Matias Liebrecht works on Eggs in the sewer scene. Credit: Jason Ptaszek / LAIKA, Inc.

From cobblestone lined street scenes to grand ballrooms, the film sets seem to get more and more elaborate. Standing beside a rig consisting of two large circular sheets of backlit glass, each rotating in opposite direction to the other, cinematographer John Ashlee explains the intricate engineering behind a practical water effect from a gritty sewer scene. “It took several months to work out the timing, the materials and to put this all together. It’s based on Moiré patterns that use concentric cycles and opposing shapes to create all the light effects. LEDs are used to light all the little effects. Motion-control cameras are programmed to give us repeatable movements.”

Some of the most significant advances made on The Boxtrolls have come in lighting. Specifically, the use of pinpoint LED lights. Incandescent lights, especially used for props like little street lamps or car headlights, get incredibly hot and can melt materials. With LED technology, there’s no heat involved. But there is a lot of color and brightness that Ashlee’s team can program using DMX. The savings in heat generation as well as the need for power have been substantial. DMX lighting gives them control they haven’t had on previous productions.

Stacchi sums up why Laika’s little corner of the animation world is so unique. “The infrastructure needed to make this film represents a huge commitment. Fully CG animated features have a track record of making a lot of money. Historically, stop-motion films haven’t had those same degrees of success. I was working in the Bay Area when Toy Story and Nightmare Before Christmas came out. In my generation, before those films, making animated features felt like making kid’s movies and musicals. Those two films made people think, ‘Wow, those are really great. I could work on those.’ Back then, it was more fun to work on rock videos and TV commercials honestly than to work on animated features. CG films of course really took off. But it’s because of folks like Henry Selick, Tim Burton and Nick Park that stop-motion has continued. And it’s taken Laika and Travis to put together an unprecedented place where the same crew has stayed together for three pictures in a row. Usually, a movie is made and then the crew disbands. Laika has been able to stay together developing movies. It’s a huge commitment.”

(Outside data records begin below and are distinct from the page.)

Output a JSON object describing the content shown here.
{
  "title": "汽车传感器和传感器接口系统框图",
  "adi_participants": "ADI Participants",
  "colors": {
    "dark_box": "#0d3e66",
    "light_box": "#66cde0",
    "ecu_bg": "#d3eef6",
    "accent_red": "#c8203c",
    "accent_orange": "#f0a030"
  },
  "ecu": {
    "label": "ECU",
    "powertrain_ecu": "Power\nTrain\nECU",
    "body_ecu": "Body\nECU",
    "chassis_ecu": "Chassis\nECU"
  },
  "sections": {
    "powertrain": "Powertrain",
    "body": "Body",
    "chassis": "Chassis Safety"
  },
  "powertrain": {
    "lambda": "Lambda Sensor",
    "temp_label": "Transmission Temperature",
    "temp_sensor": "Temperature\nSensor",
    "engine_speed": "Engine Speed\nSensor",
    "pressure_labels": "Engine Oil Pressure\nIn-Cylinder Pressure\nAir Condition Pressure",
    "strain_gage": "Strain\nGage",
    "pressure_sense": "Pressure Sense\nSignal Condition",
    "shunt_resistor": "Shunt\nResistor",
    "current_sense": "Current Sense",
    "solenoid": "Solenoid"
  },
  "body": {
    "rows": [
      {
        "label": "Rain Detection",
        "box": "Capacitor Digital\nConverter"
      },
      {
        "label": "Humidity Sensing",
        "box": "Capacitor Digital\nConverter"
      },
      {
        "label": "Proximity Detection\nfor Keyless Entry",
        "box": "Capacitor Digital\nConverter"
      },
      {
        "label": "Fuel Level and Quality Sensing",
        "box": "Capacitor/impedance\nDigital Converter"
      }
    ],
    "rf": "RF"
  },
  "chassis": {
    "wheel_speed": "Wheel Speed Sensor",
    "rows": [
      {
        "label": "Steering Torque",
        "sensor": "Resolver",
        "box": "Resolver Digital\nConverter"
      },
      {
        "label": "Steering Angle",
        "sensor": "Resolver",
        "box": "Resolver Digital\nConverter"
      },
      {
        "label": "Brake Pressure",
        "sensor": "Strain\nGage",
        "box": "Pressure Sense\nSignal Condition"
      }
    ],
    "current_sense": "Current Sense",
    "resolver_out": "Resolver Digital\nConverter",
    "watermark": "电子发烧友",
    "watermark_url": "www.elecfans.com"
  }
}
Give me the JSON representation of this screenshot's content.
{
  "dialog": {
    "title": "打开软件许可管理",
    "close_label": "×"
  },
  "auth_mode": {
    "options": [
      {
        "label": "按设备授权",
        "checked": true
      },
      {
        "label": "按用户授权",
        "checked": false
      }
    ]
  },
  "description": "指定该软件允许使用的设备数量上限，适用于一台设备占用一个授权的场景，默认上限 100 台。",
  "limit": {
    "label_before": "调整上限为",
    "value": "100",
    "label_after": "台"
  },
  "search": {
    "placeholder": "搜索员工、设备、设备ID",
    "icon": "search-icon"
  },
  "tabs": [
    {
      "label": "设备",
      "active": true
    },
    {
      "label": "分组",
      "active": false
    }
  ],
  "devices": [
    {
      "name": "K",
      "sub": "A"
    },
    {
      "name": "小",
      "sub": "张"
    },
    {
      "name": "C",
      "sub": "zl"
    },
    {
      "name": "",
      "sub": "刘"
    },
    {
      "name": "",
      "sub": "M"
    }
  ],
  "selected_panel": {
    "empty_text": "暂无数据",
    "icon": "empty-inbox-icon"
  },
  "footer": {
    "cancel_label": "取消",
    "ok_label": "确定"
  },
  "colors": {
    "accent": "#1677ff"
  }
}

Annable describes it philosophically. “All animation is an incredibly meticulous process, but stop-motion has its own odd place. I keep describing it as sort of the worst of live-action and animation combined. With none of the benefits of either. We’re all about contradiction. Stop-motion is one of those great things where even the term is a contradiction. You’re creating a film where you make things move by making them stop. It’s the art of posing things one frame at a time. You have to stop and capture the motion in such a way that you make it appear things are moving when you project it. You end up with the last frame of every performance. You can’t fix it, you can’t tweak it. But unlike any other animated form, in stop-motion, you can feel that everything really exists.”

And this September 26, the entire world will be able to finally see just how wonderful the existence of the Boxtrolls really is.


Dan Sarto is Publisher and Editor-in-Chief of Animation World Network.

Dan Sarto's picture

Dan Sarto is Publisher and Editor-in-Chief of Animation World Network.